Whether you’ve already seen this year’s biggest Oscar hopeful (it ran away with the Golden Globes so it’s a shoo-in) or going to it is on your To Do list, here are seven other musicals to check out in preparation of seeing the film, or to allow you to relive the movie’s stunning visuals.
We’ve selected seven enduring classics that are well-worth a revisit, or you may just be lucky enough to be seeing them for the first time!
1. An American in Paris
La La Land borrowed heavily from An American in Paris, referencing moments such as the riverside dance scene and the spectacular ballet sequence finale. It’s one of Gene Kelly’s most popular films and actually totally beat Singin’ in the Rain (another Gene Kelly musical released the same year) at the Oscars.
Directed by Vincente Minelli (Meet Me in St Louis), An American in Paris relates the story of three friends living in Paris, two of which fall in love with the same woman, who is played by incredible dancer Leslie Caron.
2. On the Town
Prepare for a lot of Gene Kelly in this countdown – in this film, he’s joined by legendary singer Frank Sinatra.
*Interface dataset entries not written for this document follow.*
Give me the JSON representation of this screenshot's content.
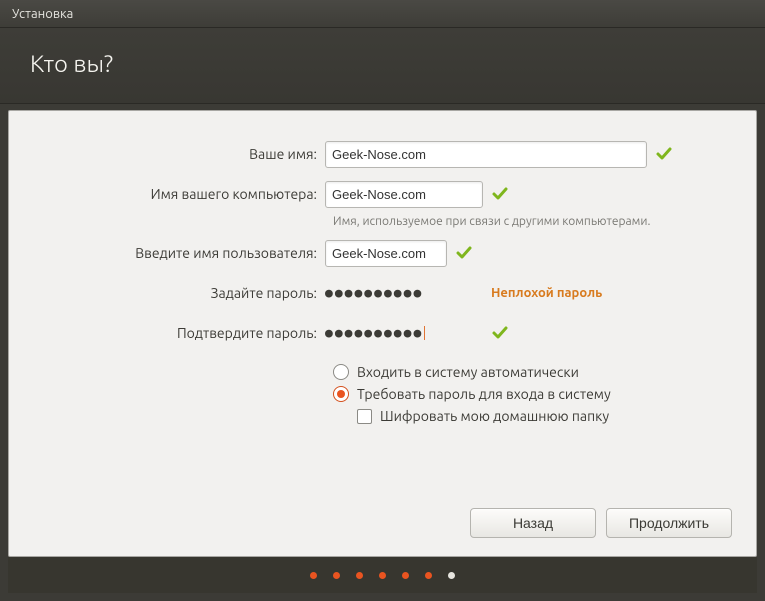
{
  "window_title": "Установка",
  "page_title": "Кто вы?",
  "labels": {
    "name": "Ваше имя:",
    "computer": "Имя вашего компьютера:",
    "computer_hint": "Имя, используемое при связи с другими компьютерами.",
    "username": "Введите имя пользователя:",
    "password": "Задайте пароль:",
    "confirm": "Подтвердите пароль:"
  },
  "values": {
    "name": "Geek-Nose.com",
    "computer": "Geek-Nose.com",
    "username": "Geek-Nose.com",
    "password_mask": "●●●●●●●●●●",
    "confirm_mask": "●●●●●●●●●●"
  },
  "password_strength": "Неплохой пароль",
  "options": {
    "auto_login": "Входить в систему автоматически",
    "require_password": "Требовать пароль для входа в систему",
    "encrypt_home": "Шифровать мою домашнюю папку",
    "selected": "require_password",
    "encrypt_checked": false
  },
  "buttons": {
    "back": "Назад",
    "continue": "Продолжить"
  },
  "pager": {
    "total": 7,
    "current": 6
  },
  "colors": {
    "accent": "#e95420",
    "strength": "#d87b1f"
  }
}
The two play sailors who, along with their companion (Jules Munshin), have just 24 hours to spend in New York before their shore leave, and they intend to have the time of their lives.
Viewers may recall Bart Simpson and Milhouse’s rendition of ‘Springfield, Springfield’, which was a satire of the musical’s main song ‘New York, New York.’
3. A Star is Born
La La Land may not be so much inspired by the film’s visuals as it is by its story. Just as the Emma Stone and Ryan Gosling starrer sees the actors respectively play a struggling actress and jazz musician, so does A Star is Born see Judy Garland and James Mason play a singer and actor, respectively. In both films, the couple’s varying degrees of success put major strain on their relationship:
4. The Fred Astaire-Ginger Rogers musicals – Swing Time, Top Hat, Shall We Dance?
Ok, so we’ve suggested three musicals here but it is because they’re part of a trio which have been historically categorised as Fred Astaire and Ginger Rogers’ best films. As the oldest films in this list, they are black and white rather than the more popularly used technicolour, but this does not make them any less beautiful or less inspirational to the movie musical cycle.
Fred Astaire and Ginger Rogers were the original #relationshipgoals and damn could they pull off a mean dance duet:
5. West Side Story
Released in 1961, West Side Story won ten Oscars and is one of the most technically accomplished movie musicals of all time. Its costume design, set design, and cinematography were harmonious and stunning, and it set the benchmark for musicals that followed.
As beautiful as West Side Story is to look at, it’s also got a gorgeous soundtrack, with its timeless signature songs including ‘America’, ‘I Feel Pretty’ and ‘Somewhere’:
6. Moulin Rouge!
La La Land could easily spark off a new round of movie musicals that last saw a regeneration following Baz Luhrmann’s Moulin Rouge! in 2001. Starring Nicole Kidman and Ewan McGregor, Moulin Rouge! is about a writer who falls in love with a courtesan who has been promised to a duke.
Moulin Rouge! is a bit loud (in terms of both production design and its musical compositions) for the new film La La Land to owe it too much – the film more obviously references the musicals of old from the 30s and 50s-60s cycle. But there is a dance in the night sky at one point which could be in part inspired by the scene where Ewan McGregor sings ‘Your Song’ (which itself includes a nod to Singin in the Rain):
7. Singin in the Rain
And of course we didn’t forget Singin in the Rain! The musical starring, and co-directed by, Gene Kelly and the late, great Debbie Reynolds features unforgettable songs including ‘Singin in the Rain’, ‘Make ‘Em Laugh’ and ‘Good Morning’. Swinging on a lamp pole will now be forever associated with the film.
La La Land borrows from both this classic’s visuals and story. In fact, their similarities can be seen in this fan-cut version of the trailer that mashes clips from Singin in the Rain with the audio from La La Land’s trailer: